Medical Cannabis for Diabetes

Here are some of the medical cannabis research studies that have been conducted into the use of medical cannabis for diabetes.

Elevated CB1 and GPR55 receptor expression in proximal tubule cells and whole kidney exposed to diabetic conditions.
2014 December

College of Health and Biomedicine, Victoria University, Melbourne, Australia.

Cannabinoids may protect damage to the kidneys in diabetes.

Hyperglycaemia increases the risk of developing diabetic nephropathy, with primary targets in the glomerulus and proximal tubule. Importantly, glomerular damage in the kidney leads to elevated albumin levels in the filtrate, which contributes to tubular structural modifications that leads to dysfunction. Diabetes alters the endocannabinoid system in a number of target organs, with previous research characterising tissue-specific changes in the expression of the cannabinoid receptor 1 (CB1 ) and putative cannabinoid receptor, GPR55, in diabetes. Despite a functional role for the cannabinoid system in the kidney, there has been little investigation into changes in the expression of CB1 and GPR55 in the proximal tubule under diabetic conditions. CB1 and GPR55 mRNA and protein levels were quantified in cultured human kidney (HK2) cells, treated with either elevated glucose or albumin in isolation and in combination, for a period of 4, 6, 18 or 24 hours. In addition, CB1 and GPR55 protein expression was characterized in whole kidney lysate from streptozotocin (STZ) induced diabetic Sprague Dawley rats. In vitro, exposure to elevated glucose and albumin increased both CB1 and GPR55 mRNA and protein expression in proximal tubule cells in a time-dependant manner. In whole kidney of STZ-induced diabetic rats, CB1 protein was upregulated, whereas GPR55 protein concentration was not altered.

Thus, expression of CB1 and GPR55 in proximal tubules is altered in response to exposure to elevated levels of glucose and albumin.

Further investigations should determine if these receptors are effective physiological targets for the treatment and prevention of diabetic nephropathy.

Therapeutic Cannabis Vs Medical Marijuana

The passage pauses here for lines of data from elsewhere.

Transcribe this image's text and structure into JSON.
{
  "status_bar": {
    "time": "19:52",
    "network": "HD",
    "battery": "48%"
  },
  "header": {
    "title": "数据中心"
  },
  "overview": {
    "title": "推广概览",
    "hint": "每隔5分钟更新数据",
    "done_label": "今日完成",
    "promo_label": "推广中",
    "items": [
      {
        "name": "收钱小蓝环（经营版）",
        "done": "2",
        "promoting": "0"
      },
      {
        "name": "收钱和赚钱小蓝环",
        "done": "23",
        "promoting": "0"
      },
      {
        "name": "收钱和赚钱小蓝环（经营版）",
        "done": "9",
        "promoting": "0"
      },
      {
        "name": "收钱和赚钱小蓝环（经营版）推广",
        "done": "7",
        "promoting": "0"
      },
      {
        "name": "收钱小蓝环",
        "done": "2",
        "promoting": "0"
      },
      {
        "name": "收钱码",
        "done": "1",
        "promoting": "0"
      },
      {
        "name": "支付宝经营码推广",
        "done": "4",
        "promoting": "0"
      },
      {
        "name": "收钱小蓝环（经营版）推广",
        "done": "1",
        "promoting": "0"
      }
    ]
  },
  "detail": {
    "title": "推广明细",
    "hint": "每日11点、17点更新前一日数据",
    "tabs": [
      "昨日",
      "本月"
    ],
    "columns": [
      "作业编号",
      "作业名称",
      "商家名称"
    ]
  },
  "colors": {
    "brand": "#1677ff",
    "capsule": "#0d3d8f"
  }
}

Is there a difference between medical cannabis and medical marijuana? No, not really. The general population tends to refer to cannabis as marijuana, but those involved in the research and medical use of it tend to refer to it as cannabis because that’s its scientific name and because marijuana is associated with the recreational use. (It’s also sometimes referred to as medicinal hemp oil.)